INSTRUCTIONS TO FOLLOW:
Where does "name" appear in the data? Return each line that holds it.
──────── RECORDS SUPPLIED ────────
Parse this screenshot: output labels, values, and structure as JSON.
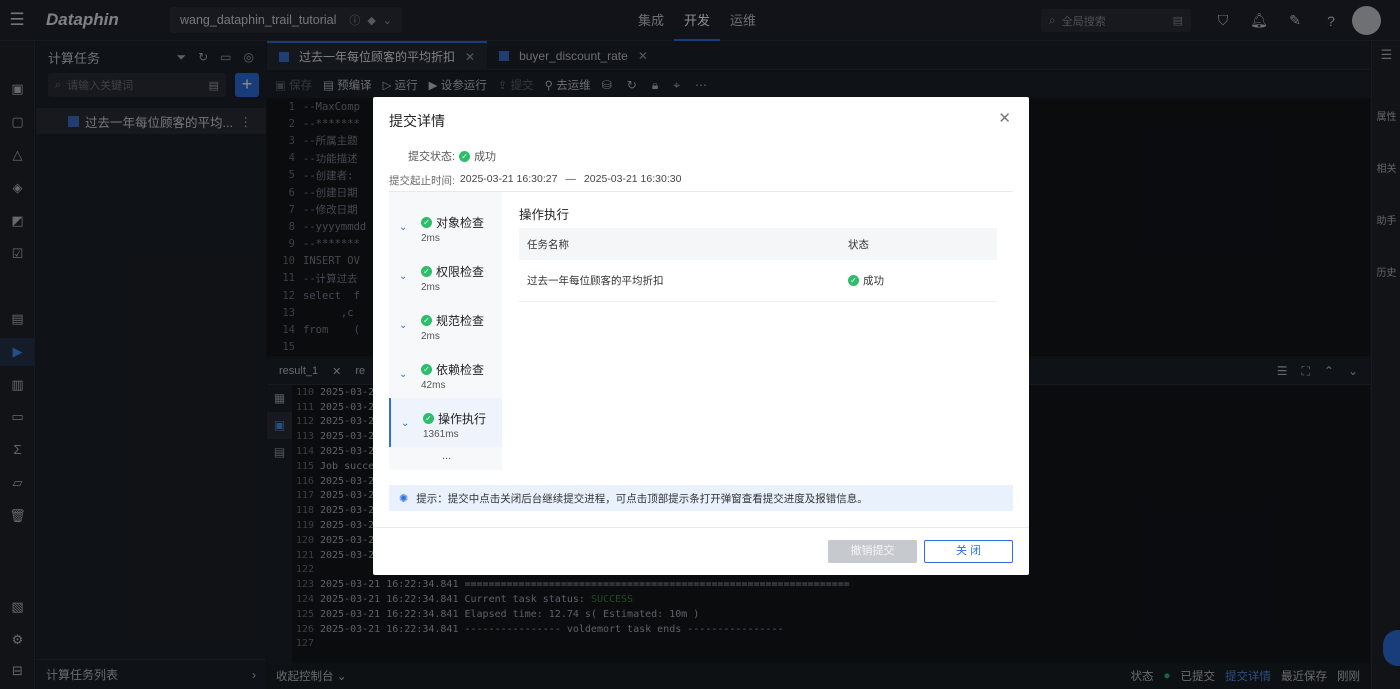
{
  "topbar": {
    "logo": "Dataphin",
    "project": "wang_dataphin_trail_tutorial",
    "nav": [
      "集成",
      "开发",
      "运维"
    ],
    "nav_active": "开发",
    "search_placeholder": "全局搜索"
  },
  "panel": {
    "title": "计算任务",
    "search_placeholder": "请输入关键词",
    "task_item": "过去一年每位顾客的平均...",
    "footer": "计算任务列表"
  },
  "tabs": [
    {
      "label": "过去一年每位顾客的平均折扣"
    },
    {
      "label": "buyer_discount_rate"
    }
  ],
  "toolbar": {
    "save": "保存",
    "precompile": "预编译",
    "run": "运行",
    "param_run": "设参运行",
    "submit": "提交",
    "to_ops": "去运维"
  },
  "editor": {
    "lines": [
      {
        "n": "1",
        "t": "--MaxComp"
      },
      {
        "n": "2",
        "t": "--*******"
      },
      {
        "n": "3",
        "t": "--所属主题"
      },
      {
        "n": "4",
        "t": "--功能描述"
      },
      {
        "n": "5",
        "t": "--创建者:"
      },
      {
        "n": "6",
        "t": "--创建日期"
      },
      {
        "n": "7",
        "t": "--修改日期"
      },
      {
        "n": "8",
        "t": "--yyyymmdd"
      },
      {
        "n": "9",
        "t": "--*******"
      },
      {
        "n": "10",
        "t": "INSERT OV"
      },
      {
        "n": "11",
        "t": "--计算过去"
      },
      {
        "n": "12",
        "t": "select  f"
      },
      {
        "n": "13",
        "t": "      ,c"
      },
      {
        "n": "14",
        "t": "from    ("
      },
      {
        "n": "15",
        "t": ""
      }
    ]
  },
  "results": {
    "tabs": [
      "result_1",
      "re"
    ]
  },
  "log": {
    "lines": [
      {
        "n": "110",
        "t": "2025-03-21"
      },
      {
        "n": "111",
        "t": "2025-03-21"
      },
      {
        "n": "112",
        "t": "2025-03-21"
      },
      {
        "n": "113",
        "t": "2025-03-21"
      },
      {
        "n": "114",
        "t": "2025-03-21"
      },
      {
        "n": "115",
        "t": "Job succe"
      },
      {
        "n": "116",
        "t": "2025-03-21"
      },
      {
        "n": "117",
        "t": "2025-03-21"
      },
      {
        "n": "118",
        "t": "2025-03-21"
      },
      {
        "n": "119",
        "t": "2025-03-21"
      },
      {
        "n": "120",
        "t": "2025-03-21"
      },
      {
        "n": "121",
        "t": "2025-03-21"
      },
      {
        "n": "122",
        "t": ""
      },
      {
        "n": "123",
        "t": "2025-03-21 16:22:34.841 ================================================================"
      },
      {
        "n": "124",
        "t": "2025-03-21 16:22:34.841 Current task status: ",
        "ok": "SUCCESS"
      },
      {
        "n": "125",
        "t": "2025-03-21 16:22:34.841 Elapsed time: 12.74 s( Estimated: 10m )"
      },
      {
        "n": "126",
        "t": "2025-03-21 16:22:34.841 ---------------- voldemort task ends ----------------"
      },
      {
        "n": "127",
        "t": ""
      }
    ]
  },
  "statusbar": {
    "left": "收起控制台",
    "state_label": "状态",
    "state_value": "已提交",
    "submit_detail": "提交详情",
    "recent_save": "最近保存",
    "recent_time": "刚刚"
  },
  "rightrail": [
    "属性",
    "相关",
    "助手",
    "历史"
  ],
  "modal": {
    "title": "提交详情",
    "status_label": "提交状态:",
    "status_value": "成功",
    "time_label": "提交起止时间:",
    "time_start": "2025-03-21 16:30:27",
    "time_sep": "—",
    "time_end": "2025-03-21 16:30:30",
    "steps": [
      {
        "name": "对象检查",
        "ms": "2ms"
      },
      {
        "name": "权限检查",
        "ms": "2ms"
      },
      {
        "name": "规范检查",
        "ms": "2ms"
      },
      {
        "name": "依赖检查",
        "ms": "42ms"
      },
      {
        "name": "操作执行",
        "ms": "1361ms"
      }
    ],
    "steps_more": "...",
    "op_title": "操作执行",
    "table_headers": [
      "任务名称",
      "状态"
    ],
    "table_row": {
      "name": "过去一年每位顾客的平均折扣",
      "status": "成功"
    },
    "tip": "提示：提交中点击关闭后台继续提交进程，可点击顶部提示条打开弹窗查看提交进度及报错信息。",
    "btn_revoke": "撤销提交",
    "btn_close": "关 闭"
  },
  "colors": {
    "accent": "#2f6fe0",
    "success": "#2ebd6b"
  }
}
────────
WRITTEN REPLY:
        "name": "对象检查",
        "name": "权限检查",
        "name": "规范检查",
        "name": "依赖检查",
        "name": "操作执行",
      "name": "过去一年每位顾客的平均折扣",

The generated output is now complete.